HALIFAX - Post-tropical storm Dorian may have left Atlantic Canada but the scars it inflicted across the region with its hurricane strength wind gusts and torrential rain will take some time to disappear.

Utility companies in Nova Scotia, New Brunswick, P-E-I and Newfoundland and Labrador are facing a mammoth job in restoring electricity to hundreds of thousands of customers left in the dark.

Dorian flattened trees that pulled down power poles across a vast area and all of that tangled debris littering streets is now making the work of utility crews that much harder.

Nova Scotia Power reported early this morning that nearly 200-thousand of its customers are still waiting to be reconnected, while thousands more in the other Atlantic provinces faced a similar fate.

On Sunday, N-S Power C-E-O Karen Hutt called the situation a “worst case scenario.”

She said even with the help of utility crews from Quebec, Ontario, New Brunswick, Florida and Maine, it will likely be next week before the lights are back on in all areas of the province.

Those crews are also getting some help from Canadian Armed Forces personnel who are helping clear roads so utility vehicles can get to job sites.
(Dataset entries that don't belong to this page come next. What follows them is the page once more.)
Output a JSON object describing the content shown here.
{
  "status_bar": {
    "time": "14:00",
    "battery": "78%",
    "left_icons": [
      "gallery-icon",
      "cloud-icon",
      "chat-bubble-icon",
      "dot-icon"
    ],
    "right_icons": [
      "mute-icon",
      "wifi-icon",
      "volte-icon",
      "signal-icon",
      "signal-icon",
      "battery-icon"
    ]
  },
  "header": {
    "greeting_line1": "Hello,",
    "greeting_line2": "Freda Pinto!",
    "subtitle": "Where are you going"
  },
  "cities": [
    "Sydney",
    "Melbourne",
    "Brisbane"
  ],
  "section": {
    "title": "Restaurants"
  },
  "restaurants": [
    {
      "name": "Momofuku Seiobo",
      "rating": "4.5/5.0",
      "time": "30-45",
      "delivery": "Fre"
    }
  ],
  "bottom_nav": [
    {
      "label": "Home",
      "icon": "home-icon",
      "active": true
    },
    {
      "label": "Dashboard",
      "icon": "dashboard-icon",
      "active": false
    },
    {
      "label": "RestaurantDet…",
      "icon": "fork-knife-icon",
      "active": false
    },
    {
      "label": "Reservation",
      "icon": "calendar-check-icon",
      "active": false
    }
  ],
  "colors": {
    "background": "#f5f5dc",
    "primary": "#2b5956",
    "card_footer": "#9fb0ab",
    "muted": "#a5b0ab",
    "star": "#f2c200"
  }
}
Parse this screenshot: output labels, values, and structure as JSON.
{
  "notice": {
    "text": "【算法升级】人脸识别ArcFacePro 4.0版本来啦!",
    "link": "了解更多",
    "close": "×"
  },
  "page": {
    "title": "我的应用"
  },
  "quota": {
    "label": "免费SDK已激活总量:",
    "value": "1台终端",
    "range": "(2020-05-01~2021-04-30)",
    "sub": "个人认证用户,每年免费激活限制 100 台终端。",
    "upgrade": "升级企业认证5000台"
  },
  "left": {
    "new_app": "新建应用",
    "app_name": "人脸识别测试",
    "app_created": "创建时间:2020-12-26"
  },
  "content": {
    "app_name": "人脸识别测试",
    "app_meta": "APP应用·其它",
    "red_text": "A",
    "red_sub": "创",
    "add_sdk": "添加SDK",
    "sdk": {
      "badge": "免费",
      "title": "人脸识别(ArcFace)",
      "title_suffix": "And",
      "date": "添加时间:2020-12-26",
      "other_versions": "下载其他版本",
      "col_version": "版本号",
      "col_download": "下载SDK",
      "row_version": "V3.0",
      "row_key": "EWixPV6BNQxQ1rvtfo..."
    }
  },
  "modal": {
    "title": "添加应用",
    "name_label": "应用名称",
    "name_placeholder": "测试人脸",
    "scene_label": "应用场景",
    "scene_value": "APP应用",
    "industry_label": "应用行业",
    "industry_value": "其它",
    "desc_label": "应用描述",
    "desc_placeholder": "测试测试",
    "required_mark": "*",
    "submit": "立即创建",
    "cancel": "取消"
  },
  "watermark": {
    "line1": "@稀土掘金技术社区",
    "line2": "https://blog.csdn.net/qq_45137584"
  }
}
Many schools across Nova Scotia are closed today, and emergency officials have been urging people in hard hit areas to stay home - both for their own safety and to give cleanup crews more elbow-room to work.